[Source material]
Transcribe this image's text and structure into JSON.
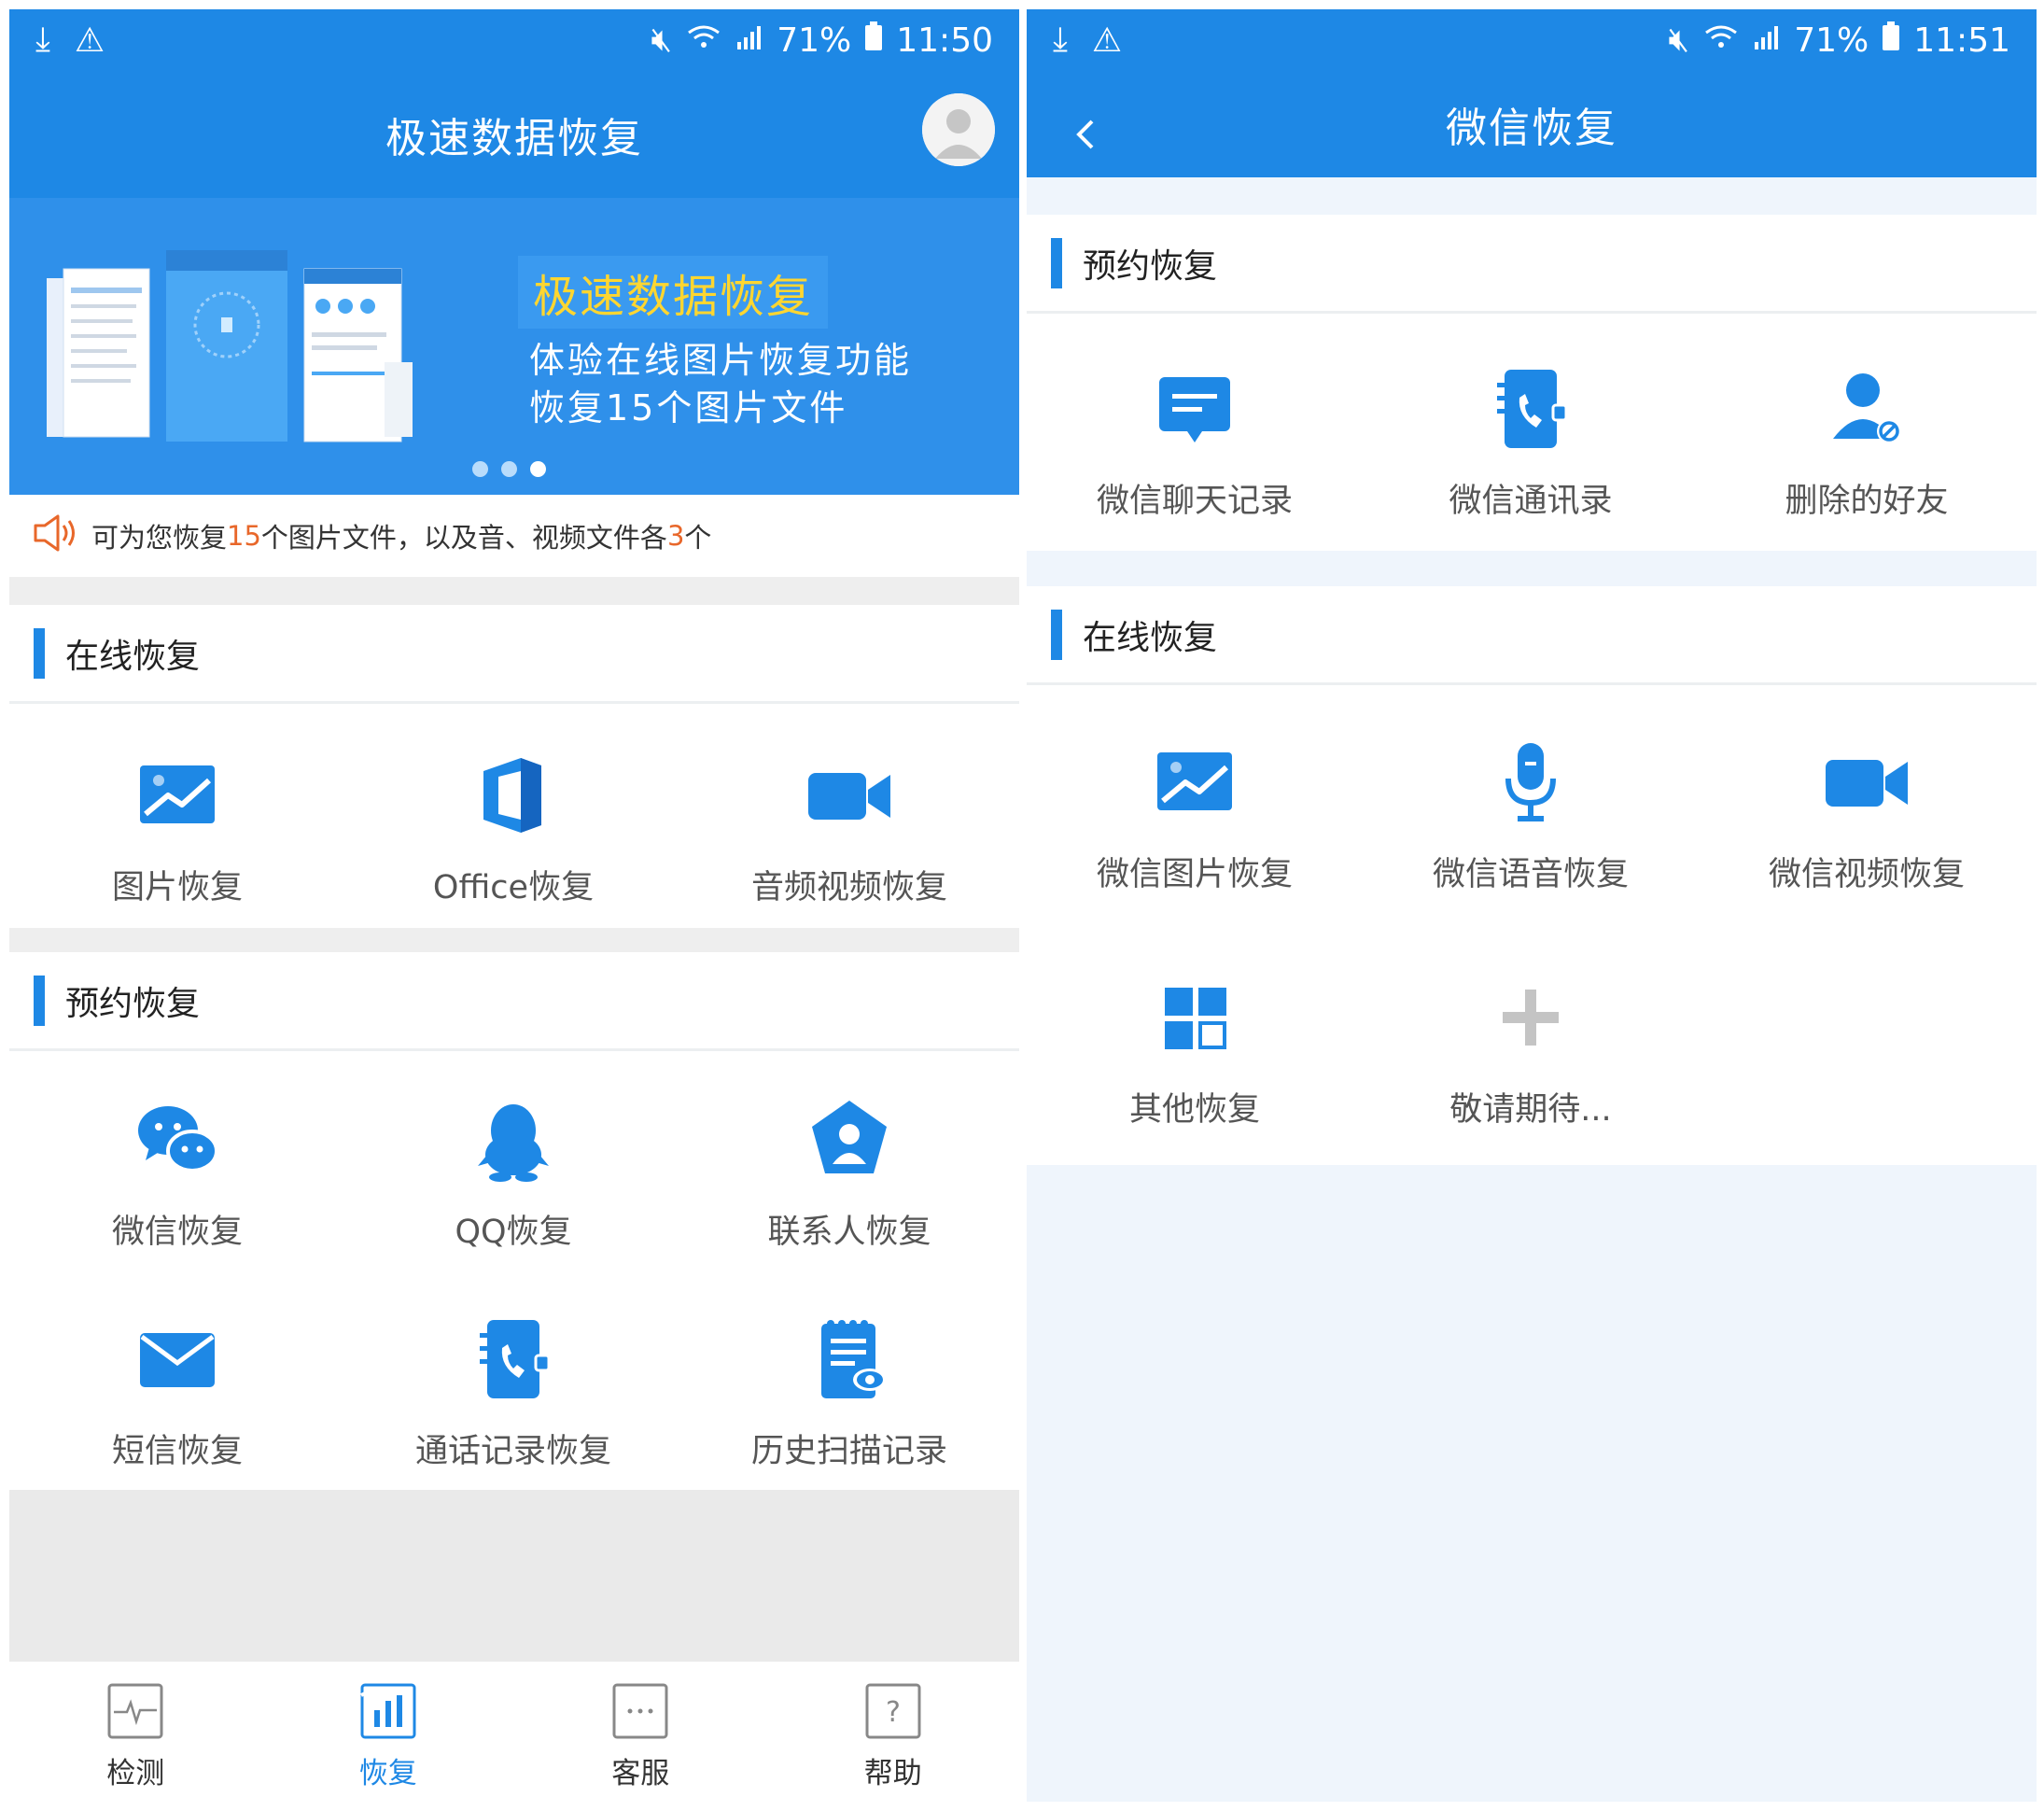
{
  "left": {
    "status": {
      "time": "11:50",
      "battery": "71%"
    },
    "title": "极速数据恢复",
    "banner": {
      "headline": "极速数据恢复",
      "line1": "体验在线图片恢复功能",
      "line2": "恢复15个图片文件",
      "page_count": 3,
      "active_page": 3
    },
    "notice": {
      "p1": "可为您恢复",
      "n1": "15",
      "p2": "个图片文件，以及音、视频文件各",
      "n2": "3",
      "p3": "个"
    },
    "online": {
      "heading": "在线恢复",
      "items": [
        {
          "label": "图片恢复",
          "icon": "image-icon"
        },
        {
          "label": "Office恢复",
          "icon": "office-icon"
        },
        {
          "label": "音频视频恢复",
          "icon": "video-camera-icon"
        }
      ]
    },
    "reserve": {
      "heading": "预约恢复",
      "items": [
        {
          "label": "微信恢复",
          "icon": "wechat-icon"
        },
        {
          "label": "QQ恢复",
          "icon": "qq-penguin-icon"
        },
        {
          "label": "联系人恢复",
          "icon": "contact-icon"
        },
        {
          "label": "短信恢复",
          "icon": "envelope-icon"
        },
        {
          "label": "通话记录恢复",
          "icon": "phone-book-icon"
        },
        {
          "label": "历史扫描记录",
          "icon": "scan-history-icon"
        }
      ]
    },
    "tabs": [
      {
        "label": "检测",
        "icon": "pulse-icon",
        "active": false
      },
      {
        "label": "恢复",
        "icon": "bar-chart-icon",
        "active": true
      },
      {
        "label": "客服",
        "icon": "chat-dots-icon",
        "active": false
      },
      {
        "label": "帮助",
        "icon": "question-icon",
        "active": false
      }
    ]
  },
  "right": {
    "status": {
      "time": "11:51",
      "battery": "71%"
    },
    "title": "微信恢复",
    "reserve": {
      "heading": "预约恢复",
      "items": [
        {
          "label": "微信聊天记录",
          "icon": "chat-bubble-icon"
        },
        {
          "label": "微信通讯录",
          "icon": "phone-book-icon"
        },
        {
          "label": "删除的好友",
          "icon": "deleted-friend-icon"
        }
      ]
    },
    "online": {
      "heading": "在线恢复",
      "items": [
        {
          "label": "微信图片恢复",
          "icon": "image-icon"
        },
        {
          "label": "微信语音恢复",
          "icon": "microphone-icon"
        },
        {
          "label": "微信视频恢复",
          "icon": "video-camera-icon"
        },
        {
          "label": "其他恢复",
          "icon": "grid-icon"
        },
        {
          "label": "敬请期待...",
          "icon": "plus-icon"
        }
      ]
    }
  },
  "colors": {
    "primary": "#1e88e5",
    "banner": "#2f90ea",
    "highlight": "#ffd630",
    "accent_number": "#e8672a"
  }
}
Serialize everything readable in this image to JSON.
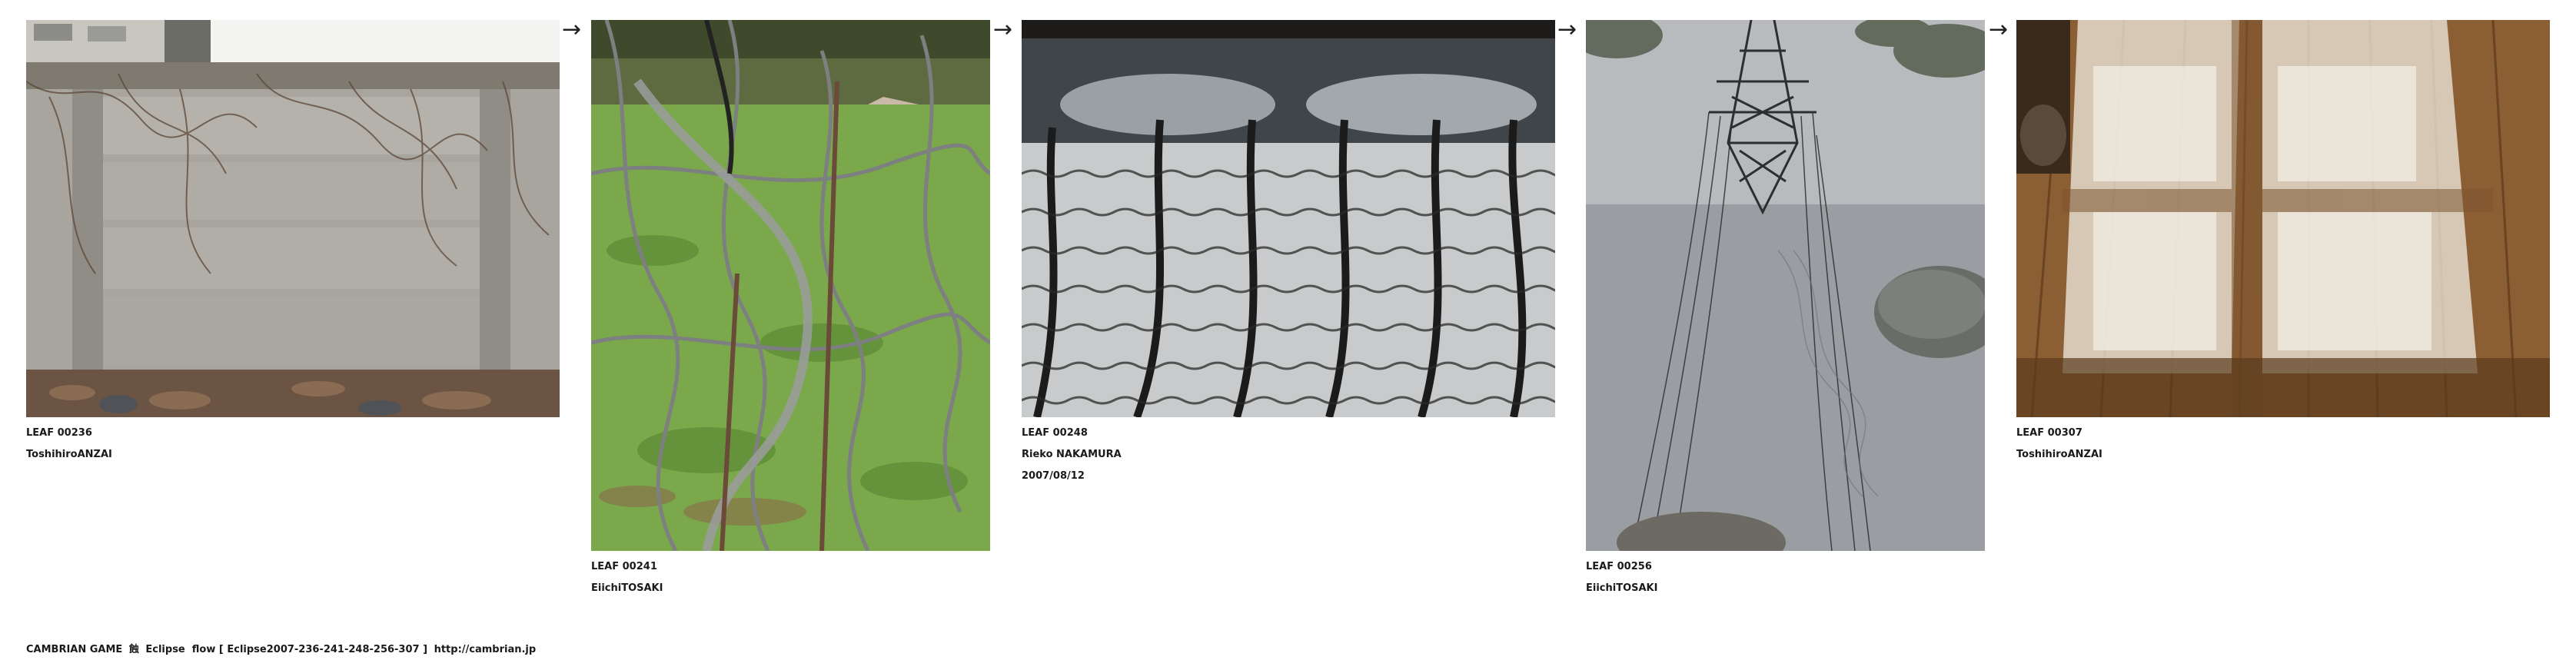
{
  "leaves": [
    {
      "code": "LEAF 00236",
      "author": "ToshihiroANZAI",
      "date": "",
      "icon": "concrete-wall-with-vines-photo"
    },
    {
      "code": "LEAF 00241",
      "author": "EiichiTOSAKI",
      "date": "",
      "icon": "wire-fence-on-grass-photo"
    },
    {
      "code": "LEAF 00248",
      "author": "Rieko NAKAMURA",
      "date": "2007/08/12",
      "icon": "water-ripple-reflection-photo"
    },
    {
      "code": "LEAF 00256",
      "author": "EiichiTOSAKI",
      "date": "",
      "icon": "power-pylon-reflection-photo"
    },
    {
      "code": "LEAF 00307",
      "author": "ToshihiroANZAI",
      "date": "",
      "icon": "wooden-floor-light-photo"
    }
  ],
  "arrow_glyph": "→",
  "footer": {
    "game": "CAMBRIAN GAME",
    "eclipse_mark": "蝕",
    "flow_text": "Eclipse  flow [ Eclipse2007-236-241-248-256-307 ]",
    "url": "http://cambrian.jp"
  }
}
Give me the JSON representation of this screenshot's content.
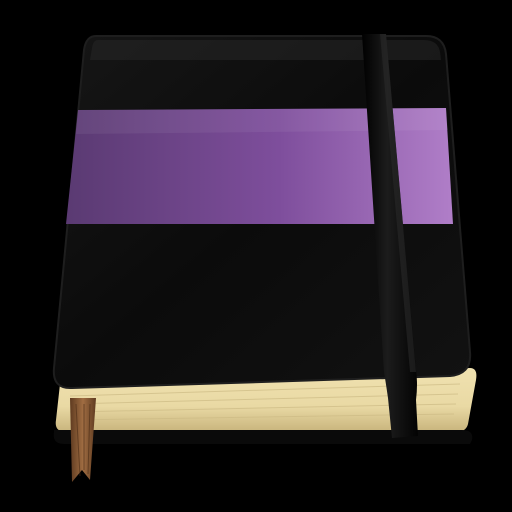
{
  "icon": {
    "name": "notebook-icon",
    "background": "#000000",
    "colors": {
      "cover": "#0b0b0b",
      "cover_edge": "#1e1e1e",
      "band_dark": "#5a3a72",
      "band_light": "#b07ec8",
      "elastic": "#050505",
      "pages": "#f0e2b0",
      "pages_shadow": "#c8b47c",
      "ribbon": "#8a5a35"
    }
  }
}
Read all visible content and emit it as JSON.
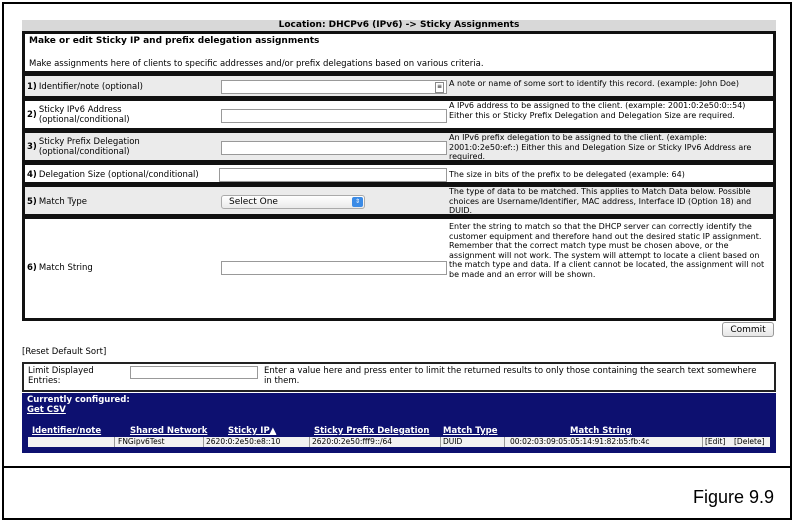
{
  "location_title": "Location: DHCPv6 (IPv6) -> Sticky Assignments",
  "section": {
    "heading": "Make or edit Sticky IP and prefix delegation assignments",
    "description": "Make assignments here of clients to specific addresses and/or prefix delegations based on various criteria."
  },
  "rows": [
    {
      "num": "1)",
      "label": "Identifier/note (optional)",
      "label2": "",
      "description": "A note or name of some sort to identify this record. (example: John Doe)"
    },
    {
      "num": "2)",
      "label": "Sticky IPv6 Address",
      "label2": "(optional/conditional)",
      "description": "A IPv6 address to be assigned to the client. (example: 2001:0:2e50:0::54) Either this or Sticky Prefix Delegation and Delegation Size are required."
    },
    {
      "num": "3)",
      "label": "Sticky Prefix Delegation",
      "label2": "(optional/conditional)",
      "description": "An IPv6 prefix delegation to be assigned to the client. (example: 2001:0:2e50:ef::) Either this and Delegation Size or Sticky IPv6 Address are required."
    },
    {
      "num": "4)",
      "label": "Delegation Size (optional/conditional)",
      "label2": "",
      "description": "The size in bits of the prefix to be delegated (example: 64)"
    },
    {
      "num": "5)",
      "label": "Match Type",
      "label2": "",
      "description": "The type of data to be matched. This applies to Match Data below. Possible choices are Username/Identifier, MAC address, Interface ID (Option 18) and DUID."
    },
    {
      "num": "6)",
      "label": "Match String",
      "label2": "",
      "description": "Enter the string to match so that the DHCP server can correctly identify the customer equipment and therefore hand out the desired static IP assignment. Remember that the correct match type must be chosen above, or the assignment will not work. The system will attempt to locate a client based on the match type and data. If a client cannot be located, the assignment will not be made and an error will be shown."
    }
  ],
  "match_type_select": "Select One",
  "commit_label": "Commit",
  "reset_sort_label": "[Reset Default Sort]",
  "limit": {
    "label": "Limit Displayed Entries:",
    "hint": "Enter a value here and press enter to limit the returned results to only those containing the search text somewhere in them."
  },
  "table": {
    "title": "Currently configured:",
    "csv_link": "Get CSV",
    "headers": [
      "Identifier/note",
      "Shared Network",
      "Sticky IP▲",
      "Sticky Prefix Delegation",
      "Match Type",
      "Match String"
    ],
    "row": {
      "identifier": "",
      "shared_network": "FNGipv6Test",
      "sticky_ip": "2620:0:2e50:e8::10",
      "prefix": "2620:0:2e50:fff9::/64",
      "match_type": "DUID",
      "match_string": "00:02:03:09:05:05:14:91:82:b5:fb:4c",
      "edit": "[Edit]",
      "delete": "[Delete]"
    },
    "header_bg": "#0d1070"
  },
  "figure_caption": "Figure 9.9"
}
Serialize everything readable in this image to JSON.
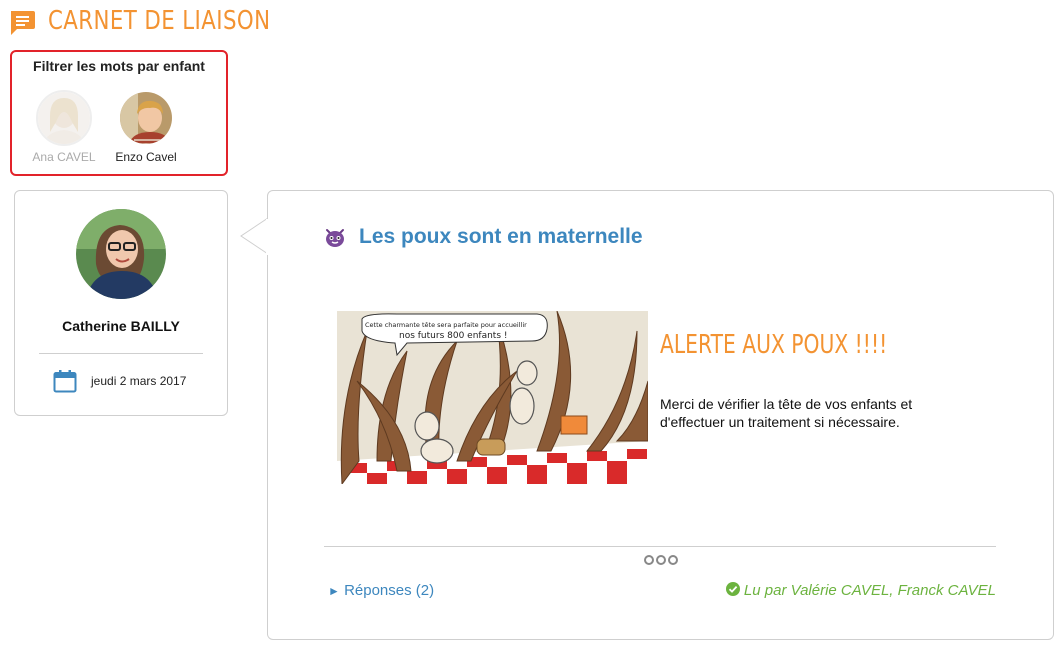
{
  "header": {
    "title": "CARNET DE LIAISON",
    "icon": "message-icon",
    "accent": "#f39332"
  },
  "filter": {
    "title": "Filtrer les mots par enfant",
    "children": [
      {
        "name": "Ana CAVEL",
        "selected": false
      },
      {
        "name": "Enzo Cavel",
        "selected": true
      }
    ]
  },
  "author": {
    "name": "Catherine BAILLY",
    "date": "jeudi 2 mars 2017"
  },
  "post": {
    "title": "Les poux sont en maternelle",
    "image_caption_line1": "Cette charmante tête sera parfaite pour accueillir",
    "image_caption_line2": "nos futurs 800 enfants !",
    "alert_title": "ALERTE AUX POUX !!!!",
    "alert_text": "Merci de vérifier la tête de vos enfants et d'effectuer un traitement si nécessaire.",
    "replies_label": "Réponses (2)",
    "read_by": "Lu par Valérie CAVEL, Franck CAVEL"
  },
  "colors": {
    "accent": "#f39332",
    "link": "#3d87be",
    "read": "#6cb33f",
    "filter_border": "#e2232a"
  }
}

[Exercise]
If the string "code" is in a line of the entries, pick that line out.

[Result for this task]
      "code": "LEAF 00236",
      "code": "LEAF 00241",
      "code": "LEAF 00248",
      "code": "LEAF 00256",
      "code": "LEAF 00307",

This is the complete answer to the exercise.